By Laurent Paulhac, CEO, Credit Market Analysis
The credit crunch exposed significant flaws in the infrastructure of the US$62 trillion credit market. The failure of Bear Stearns, in particular, highlighted the importance of reducing counterparty risk through independent, centralised clearing counterparties. Many such counterparties have thrown their hats into the clearing ring of late, without proper discussion as to where they source the prices against which they clear their trades.
One of the largest struggles for institutions is obtaining accurate and timely CDS values against which to trade and perform risk analysis. Due to the lack of a central pricing source in the market, the majority of prices remain opaque. In essence, institutions are reliant on counterparty marks when valuing their portfolios.
Toronto Dominion Bank and Morgan Stanley recently found how perilous this can be: writing down US$94 million and US$120 million respectively due to mismarking of assets. Credit Suisse also recently landed a US$10 million fine for allowing traders to deliberately mis-value their positions. On a broader scale, the UK Financial Services Authority (FSA) has condemned the pricing provided by a large number of banks as “materially flawed or inaccurate”.
What makes these prices so flawed? In essence, sell side prices constitute a stab at a real price, a ‘mark to myth’, rather than a mark to market. They are, simply, the prices at which people wish to sell. Much like selling a home, sellers may post for one cost, though the market is willing to pay another. Because a centralised and independent sell price cannot be verified, it is dangerous to assume the sell side price is accurate. Morgan Stanley and Toronto Dominion discovered just this in the above scenario; when ready to close out their positions, they discovered that they were worth far less than predicted.
Furthermore, typical sell side pricing is outdated, based on information contributed by market makers from their books and records, and bearing little relation to today’s tradable value. In passing, CMA clients have suggested that in excess of 50% of prices received from dealers are rejected as being so inaccurate as to be unusable. If these values are integrated into any future CDS clearing house, the entire market runs the risk of being infected by stale and untrustworthy data. This will be particularly dangerous in volatile markets when dramatic intraday fluctuations occur.
CMA, a subsidiary of CME Group, provides software and data that enable hedge funds and institutional investors to gain price transparency in illiquid and unregulated markets and efficiently manage their risk exposure in portfolios containing complex credit derivatives. CMA is also the official pricing partner for the CBOT CDR Liquid 50 credit index.

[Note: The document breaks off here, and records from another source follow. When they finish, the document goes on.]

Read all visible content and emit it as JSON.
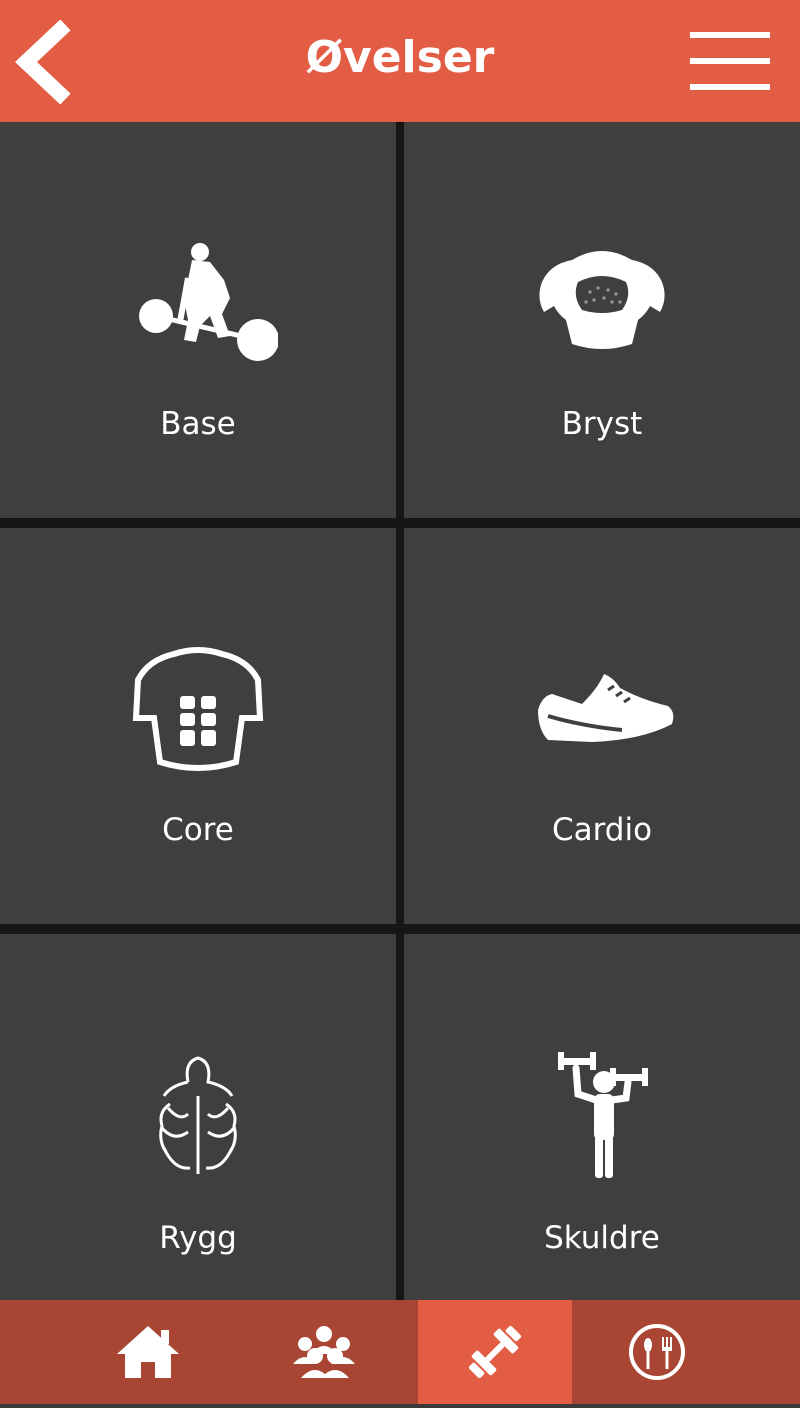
{
  "header": {
    "title": "Øvelser",
    "back_icon": "chevron-left-icon",
    "menu_icon": "hamburger-menu-icon",
    "color": "#e35d45"
  },
  "categories": [
    {
      "label": "Base",
      "icon": "deadlift-icon"
    },
    {
      "label": "Bryst",
      "icon": "chest-icon"
    },
    {
      "label": "Core",
      "icon": "abs-torso-icon"
    },
    {
      "label": "Cardio",
      "icon": "running-shoe-icon"
    },
    {
      "label": "Rygg",
      "icon": "back-muscles-icon"
    },
    {
      "label": "Skuldre",
      "icon": "shoulder-press-icon"
    }
  ],
  "tabbar": {
    "tabs": [
      {
        "icon": "home-icon",
        "active": false
      },
      {
        "icon": "group-icon",
        "active": false
      },
      {
        "icon": "dumbbell-icon",
        "active": true
      },
      {
        "icon": "plate-cutlery-icon",
        "active": false
      }
    ],
    "bar_color": "#a84633",
    "active_color": "#e35d45"
  }
}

CMA believes that the buy side is the best source of up to the-minute price information, as it is unencumbered by vested interests and is closest to the trading action. For that reason CMA has developed a consortium of more than 30 of the largest and most sophisticated credit investors in the world (hedge funds, banks and asset managers) whose front offices contribute the tradable prices they observe in the market.
After a sophisticated aggregation and cleaning process, CMA publishes a same day, buy side consensus-based, price verification file (DataVision) allowing investors and risk managers to assess their positions with the freshest data available. The model is widely supported by buy side institutions, as DataVision values are closer to market values than those from the sell side. An intraday service is planned in the near future.
CMA believes that the quality of the pricing data used in a central clearing counterparty will be one of the core factors contributing to its success. Integrating a buy side orientated approach to a central clearing house will have huge benefits for the market. In addition to reducing counterparty risk and adding transparency, investors can have confidence that their trades are cleared against reliable, timely and independent values.
In short, origins count. High quality outputs are reliant on high quality inputs. As the contenders for a centralised clearing platform emerge we encourage close scrutiny of the price sources used in the clearing process in order that reducing counterparty risk does not come at the cost of increased pricing risk.